Task statement:
Go through the entries and say how many lines contain the string "window". The number is the whole answer.

'''

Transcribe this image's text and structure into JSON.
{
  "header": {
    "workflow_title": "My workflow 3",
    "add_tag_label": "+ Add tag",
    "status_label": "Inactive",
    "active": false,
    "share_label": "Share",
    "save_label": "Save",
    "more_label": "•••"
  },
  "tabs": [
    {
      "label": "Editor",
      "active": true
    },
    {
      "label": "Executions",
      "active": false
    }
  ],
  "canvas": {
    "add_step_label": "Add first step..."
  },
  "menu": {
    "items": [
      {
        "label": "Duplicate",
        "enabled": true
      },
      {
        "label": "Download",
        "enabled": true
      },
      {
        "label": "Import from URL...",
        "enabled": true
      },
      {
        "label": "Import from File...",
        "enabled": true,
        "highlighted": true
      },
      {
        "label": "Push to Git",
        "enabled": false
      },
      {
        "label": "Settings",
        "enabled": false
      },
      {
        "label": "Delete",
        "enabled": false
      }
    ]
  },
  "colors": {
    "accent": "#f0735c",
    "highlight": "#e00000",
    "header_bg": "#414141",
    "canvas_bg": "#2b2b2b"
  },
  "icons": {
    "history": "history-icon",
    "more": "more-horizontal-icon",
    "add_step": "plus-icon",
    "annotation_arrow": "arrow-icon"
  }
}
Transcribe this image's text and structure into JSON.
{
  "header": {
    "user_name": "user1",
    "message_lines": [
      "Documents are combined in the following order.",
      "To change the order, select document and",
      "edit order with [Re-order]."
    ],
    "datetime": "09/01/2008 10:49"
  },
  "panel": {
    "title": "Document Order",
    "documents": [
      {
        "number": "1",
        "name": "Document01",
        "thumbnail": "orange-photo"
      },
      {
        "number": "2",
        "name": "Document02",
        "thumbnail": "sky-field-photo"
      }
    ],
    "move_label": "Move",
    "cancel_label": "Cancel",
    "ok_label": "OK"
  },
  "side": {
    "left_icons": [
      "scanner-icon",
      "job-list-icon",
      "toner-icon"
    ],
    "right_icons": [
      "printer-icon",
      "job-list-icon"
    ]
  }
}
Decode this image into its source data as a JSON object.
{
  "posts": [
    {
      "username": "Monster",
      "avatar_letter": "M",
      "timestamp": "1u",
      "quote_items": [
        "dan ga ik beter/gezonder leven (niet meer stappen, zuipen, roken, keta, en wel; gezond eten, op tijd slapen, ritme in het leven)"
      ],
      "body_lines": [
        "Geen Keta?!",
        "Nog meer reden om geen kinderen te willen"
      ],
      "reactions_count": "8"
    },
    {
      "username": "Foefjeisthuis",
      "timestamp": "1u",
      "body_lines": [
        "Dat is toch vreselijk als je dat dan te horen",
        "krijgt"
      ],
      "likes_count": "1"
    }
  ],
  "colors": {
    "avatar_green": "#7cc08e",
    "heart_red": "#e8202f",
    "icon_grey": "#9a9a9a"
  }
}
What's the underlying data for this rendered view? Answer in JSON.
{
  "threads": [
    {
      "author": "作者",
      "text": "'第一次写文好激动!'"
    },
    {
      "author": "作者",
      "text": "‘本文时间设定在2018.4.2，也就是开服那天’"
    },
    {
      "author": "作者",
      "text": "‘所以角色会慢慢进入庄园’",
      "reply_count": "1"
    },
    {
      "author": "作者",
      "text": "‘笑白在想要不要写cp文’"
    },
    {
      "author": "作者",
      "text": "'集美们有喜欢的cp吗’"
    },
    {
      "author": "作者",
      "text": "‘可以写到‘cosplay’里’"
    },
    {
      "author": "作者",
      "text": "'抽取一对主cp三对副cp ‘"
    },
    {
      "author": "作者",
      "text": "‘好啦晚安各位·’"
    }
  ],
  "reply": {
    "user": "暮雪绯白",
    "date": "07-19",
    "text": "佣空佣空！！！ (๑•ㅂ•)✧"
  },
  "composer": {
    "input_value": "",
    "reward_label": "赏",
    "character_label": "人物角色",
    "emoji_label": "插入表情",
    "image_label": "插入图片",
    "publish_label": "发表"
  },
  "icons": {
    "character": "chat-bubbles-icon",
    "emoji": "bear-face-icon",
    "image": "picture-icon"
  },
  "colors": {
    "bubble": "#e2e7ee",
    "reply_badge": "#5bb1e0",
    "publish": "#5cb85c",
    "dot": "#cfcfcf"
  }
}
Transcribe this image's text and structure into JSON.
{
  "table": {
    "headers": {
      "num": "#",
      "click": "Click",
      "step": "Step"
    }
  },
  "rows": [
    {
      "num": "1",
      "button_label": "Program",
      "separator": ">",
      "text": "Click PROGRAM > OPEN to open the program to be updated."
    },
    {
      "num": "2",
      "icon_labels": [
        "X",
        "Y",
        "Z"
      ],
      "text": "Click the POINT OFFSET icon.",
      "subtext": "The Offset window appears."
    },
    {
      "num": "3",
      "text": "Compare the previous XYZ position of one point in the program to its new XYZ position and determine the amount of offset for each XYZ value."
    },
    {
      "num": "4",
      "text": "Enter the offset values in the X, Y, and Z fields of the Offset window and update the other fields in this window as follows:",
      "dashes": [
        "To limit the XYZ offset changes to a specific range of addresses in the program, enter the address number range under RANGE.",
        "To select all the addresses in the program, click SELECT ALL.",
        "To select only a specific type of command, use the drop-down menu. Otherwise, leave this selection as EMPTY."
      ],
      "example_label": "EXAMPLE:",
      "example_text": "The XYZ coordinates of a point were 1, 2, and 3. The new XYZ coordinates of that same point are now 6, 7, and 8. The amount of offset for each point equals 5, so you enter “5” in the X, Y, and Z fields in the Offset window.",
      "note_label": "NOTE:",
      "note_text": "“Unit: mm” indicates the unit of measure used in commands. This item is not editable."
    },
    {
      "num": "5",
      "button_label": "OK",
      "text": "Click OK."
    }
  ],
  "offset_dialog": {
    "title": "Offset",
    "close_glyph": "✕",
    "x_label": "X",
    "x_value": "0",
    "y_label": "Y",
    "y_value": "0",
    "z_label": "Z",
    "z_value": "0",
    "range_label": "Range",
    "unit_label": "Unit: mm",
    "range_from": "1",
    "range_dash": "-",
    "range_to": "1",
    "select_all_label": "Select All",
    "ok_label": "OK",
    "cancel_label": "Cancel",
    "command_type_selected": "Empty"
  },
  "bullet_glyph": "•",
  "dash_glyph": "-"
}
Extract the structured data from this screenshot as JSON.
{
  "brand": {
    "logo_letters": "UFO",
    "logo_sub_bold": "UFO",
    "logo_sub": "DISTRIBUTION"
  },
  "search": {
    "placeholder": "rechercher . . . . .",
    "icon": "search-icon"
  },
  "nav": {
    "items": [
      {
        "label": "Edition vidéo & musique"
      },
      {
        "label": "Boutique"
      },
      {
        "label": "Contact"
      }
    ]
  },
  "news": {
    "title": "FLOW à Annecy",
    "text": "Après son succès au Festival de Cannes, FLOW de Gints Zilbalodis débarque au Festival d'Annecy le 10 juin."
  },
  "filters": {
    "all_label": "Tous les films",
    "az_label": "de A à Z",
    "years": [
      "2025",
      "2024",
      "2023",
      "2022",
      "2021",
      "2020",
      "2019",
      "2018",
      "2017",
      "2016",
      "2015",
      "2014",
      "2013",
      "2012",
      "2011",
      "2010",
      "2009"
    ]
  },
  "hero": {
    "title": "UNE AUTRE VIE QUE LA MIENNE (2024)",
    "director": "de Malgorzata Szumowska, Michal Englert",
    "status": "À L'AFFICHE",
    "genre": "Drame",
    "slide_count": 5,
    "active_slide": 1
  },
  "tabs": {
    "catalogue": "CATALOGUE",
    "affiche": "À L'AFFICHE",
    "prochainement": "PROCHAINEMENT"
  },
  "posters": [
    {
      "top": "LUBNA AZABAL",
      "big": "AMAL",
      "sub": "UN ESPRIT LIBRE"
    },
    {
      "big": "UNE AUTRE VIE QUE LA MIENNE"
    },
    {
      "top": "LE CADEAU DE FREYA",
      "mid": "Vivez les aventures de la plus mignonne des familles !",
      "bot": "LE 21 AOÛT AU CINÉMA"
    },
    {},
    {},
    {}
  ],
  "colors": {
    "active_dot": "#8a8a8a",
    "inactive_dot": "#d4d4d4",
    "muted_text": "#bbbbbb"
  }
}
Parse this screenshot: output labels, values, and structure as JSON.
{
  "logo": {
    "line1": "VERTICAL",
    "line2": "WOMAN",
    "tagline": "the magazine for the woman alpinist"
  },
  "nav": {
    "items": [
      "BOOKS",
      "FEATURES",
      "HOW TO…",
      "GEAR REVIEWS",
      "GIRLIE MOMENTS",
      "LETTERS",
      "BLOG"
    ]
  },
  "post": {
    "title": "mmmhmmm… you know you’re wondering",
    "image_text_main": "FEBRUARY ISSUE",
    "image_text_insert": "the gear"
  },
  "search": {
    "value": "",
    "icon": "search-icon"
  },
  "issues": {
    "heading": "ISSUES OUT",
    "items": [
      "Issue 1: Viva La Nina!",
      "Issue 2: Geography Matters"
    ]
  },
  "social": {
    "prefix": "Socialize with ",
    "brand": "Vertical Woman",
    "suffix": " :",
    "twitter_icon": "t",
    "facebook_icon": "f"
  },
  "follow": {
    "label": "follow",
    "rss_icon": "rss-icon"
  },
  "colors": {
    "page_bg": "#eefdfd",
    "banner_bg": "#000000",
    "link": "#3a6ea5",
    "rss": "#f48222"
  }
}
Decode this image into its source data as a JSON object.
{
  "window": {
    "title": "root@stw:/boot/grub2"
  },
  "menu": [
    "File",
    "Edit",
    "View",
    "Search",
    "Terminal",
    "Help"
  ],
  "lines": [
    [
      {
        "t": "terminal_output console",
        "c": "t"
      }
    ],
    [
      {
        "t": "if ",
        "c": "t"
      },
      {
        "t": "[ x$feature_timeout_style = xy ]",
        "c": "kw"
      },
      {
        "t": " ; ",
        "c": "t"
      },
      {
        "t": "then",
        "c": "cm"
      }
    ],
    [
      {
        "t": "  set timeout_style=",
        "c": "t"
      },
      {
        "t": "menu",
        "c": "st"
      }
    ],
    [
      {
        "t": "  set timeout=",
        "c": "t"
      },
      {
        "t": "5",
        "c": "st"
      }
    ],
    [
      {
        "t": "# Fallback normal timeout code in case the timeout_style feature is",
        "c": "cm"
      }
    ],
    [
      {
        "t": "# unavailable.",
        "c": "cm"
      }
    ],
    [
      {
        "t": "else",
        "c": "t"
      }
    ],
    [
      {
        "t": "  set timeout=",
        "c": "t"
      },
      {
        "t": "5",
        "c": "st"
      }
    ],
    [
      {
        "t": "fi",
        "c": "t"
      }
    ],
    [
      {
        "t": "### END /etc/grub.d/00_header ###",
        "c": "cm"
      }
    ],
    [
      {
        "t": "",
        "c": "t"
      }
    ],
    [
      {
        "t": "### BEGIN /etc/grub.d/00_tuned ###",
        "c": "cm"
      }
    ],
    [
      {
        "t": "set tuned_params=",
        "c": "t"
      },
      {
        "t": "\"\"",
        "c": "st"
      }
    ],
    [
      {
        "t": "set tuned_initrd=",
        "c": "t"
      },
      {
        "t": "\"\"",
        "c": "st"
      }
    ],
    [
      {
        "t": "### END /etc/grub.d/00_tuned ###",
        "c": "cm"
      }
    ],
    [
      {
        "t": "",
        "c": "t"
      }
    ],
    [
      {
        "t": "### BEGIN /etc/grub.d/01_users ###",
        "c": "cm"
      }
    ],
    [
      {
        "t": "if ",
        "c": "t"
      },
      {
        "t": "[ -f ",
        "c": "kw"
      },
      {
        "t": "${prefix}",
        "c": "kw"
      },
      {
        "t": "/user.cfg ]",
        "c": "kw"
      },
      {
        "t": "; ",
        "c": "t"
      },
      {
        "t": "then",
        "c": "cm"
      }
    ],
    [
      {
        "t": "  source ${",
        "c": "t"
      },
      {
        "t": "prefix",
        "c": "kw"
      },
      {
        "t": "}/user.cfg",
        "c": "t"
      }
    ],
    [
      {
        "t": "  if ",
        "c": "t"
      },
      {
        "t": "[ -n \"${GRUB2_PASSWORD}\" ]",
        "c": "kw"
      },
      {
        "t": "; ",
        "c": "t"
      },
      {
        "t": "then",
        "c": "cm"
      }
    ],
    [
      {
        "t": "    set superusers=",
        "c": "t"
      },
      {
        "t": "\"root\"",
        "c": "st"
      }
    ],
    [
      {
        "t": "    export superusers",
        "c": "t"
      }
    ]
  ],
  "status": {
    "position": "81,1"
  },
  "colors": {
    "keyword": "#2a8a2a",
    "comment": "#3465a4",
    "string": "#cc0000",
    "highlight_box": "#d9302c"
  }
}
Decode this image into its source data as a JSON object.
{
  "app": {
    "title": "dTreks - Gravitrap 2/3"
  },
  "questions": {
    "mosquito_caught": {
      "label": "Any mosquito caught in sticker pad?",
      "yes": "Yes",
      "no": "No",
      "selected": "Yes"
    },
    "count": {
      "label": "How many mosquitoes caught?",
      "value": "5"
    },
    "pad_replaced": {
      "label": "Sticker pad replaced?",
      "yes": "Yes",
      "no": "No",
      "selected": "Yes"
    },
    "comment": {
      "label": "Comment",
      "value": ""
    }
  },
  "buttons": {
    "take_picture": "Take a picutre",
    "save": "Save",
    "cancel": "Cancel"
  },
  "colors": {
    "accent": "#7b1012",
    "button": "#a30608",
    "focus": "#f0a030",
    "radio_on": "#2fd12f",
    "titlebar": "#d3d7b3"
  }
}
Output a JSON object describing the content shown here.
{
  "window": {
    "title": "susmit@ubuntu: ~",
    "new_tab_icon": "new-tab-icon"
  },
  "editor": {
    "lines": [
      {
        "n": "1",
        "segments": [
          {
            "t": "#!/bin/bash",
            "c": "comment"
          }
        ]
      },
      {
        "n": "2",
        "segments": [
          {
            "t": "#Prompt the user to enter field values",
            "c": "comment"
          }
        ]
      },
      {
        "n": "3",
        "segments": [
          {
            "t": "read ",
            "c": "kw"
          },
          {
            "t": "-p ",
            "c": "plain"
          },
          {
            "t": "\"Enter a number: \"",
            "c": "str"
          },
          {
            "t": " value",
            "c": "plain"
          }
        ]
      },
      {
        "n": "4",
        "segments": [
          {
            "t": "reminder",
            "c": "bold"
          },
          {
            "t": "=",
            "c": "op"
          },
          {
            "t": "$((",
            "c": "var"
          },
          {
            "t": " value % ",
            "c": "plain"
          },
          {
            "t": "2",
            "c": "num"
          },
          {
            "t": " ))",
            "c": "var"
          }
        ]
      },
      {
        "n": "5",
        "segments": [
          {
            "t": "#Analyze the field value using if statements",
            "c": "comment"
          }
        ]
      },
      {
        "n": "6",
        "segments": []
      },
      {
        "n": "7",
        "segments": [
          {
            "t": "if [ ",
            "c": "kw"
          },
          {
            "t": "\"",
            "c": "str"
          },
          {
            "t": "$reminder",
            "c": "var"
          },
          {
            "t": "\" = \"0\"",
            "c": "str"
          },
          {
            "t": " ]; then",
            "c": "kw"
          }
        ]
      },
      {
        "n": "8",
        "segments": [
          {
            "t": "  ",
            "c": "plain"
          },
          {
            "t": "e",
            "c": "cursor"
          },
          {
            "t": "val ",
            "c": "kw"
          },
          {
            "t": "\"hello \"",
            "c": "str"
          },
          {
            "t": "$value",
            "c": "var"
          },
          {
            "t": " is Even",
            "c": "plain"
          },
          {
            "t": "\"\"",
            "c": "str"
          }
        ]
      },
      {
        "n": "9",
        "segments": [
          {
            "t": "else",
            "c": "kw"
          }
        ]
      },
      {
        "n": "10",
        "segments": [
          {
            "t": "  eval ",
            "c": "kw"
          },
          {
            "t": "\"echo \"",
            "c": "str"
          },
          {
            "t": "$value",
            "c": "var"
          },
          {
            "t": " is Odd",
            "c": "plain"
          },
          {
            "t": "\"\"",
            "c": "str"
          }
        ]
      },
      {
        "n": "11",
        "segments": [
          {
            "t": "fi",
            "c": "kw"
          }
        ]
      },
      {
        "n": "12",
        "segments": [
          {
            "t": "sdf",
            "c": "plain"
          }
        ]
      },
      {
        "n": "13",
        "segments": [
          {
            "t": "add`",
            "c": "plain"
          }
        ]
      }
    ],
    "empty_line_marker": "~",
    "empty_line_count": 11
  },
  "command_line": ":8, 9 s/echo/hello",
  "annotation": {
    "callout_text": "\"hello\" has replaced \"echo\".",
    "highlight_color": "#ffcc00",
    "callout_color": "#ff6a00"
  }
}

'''

Response to this task:
5